::: DATA RECORDS :::

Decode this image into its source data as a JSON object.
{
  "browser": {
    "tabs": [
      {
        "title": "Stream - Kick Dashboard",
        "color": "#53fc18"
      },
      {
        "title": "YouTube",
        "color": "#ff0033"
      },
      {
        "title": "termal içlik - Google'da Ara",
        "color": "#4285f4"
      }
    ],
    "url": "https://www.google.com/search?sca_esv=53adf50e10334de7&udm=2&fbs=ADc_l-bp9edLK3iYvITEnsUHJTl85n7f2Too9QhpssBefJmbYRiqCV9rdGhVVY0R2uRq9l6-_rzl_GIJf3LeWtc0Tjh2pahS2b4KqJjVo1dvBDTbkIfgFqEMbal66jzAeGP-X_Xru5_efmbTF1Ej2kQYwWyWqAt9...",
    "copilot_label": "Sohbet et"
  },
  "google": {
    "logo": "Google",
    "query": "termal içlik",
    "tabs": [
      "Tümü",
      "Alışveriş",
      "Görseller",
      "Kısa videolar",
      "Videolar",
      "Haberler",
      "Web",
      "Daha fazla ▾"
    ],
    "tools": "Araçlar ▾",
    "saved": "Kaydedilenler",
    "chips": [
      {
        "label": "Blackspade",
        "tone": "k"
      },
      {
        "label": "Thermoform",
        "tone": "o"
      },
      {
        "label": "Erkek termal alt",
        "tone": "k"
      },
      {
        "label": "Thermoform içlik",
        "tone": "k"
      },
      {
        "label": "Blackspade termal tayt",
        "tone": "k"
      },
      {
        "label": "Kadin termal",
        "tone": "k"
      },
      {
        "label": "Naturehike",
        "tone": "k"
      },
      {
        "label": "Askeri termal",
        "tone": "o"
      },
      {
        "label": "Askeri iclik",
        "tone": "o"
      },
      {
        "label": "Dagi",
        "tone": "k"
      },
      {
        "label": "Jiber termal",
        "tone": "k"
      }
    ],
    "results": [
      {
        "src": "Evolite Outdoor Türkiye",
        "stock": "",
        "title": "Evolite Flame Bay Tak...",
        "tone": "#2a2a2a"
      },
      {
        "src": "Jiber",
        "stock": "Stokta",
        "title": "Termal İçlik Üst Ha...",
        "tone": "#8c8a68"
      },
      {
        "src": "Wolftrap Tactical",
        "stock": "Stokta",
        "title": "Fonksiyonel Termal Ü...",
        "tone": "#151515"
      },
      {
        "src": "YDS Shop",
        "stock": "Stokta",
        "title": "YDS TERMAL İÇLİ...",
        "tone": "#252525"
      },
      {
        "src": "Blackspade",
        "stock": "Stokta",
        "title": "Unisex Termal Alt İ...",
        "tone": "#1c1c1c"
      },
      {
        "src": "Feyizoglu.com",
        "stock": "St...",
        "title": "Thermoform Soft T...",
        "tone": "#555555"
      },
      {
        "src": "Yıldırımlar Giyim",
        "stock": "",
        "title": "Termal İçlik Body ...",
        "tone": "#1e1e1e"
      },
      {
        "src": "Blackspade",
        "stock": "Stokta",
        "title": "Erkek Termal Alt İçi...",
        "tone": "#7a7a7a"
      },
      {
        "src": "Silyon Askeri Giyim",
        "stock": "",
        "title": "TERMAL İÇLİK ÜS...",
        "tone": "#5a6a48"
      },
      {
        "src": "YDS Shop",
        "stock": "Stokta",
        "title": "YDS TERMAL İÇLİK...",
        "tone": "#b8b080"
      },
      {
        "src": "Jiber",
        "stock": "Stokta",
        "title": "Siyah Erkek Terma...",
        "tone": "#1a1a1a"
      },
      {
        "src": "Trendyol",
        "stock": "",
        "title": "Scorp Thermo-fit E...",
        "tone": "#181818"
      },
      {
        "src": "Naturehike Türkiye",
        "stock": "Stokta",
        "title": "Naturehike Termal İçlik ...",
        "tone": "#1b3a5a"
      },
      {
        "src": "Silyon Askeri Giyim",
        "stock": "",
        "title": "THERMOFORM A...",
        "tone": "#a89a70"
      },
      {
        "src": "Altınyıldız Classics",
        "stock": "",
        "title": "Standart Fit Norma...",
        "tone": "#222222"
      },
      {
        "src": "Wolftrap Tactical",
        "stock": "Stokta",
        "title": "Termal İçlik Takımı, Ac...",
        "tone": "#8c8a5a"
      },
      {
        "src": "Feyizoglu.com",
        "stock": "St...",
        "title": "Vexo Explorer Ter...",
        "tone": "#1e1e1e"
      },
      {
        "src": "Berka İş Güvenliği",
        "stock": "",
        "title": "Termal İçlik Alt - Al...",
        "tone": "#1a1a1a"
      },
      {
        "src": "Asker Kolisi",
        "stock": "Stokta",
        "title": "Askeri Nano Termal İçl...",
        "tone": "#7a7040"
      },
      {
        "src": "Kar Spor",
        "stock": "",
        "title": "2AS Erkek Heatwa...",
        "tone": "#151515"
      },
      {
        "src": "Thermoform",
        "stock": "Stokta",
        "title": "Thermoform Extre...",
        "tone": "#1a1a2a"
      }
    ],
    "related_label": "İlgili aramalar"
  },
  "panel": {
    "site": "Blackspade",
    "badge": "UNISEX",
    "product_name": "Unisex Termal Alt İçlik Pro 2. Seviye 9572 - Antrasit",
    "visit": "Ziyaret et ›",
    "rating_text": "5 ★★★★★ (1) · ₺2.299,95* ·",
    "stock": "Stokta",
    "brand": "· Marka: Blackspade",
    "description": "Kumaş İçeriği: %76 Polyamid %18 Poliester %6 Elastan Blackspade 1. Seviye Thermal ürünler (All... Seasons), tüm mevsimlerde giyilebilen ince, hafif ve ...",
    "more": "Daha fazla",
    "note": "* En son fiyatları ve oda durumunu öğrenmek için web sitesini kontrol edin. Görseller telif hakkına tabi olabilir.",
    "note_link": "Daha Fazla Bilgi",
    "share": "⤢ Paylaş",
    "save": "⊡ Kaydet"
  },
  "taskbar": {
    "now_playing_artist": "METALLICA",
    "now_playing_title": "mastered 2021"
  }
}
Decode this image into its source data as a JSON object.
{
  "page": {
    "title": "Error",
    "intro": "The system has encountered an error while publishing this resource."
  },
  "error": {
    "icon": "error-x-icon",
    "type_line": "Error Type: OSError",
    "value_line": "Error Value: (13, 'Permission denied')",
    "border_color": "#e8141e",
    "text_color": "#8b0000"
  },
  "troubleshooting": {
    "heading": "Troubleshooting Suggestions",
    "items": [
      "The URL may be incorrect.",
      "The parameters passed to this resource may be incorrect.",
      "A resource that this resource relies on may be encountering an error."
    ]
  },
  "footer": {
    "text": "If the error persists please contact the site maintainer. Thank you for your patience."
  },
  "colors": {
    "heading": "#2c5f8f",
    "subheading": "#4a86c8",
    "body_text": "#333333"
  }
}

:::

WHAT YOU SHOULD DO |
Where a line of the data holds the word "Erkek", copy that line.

EXERCISE RESPONSE |
        "label": "Erkek termal alt",
        "title": "Erkek Termal Alt İçi...",
        "title": "Siyah Erkek Terma...",
        "title": "2AS Erkek Heatwa...",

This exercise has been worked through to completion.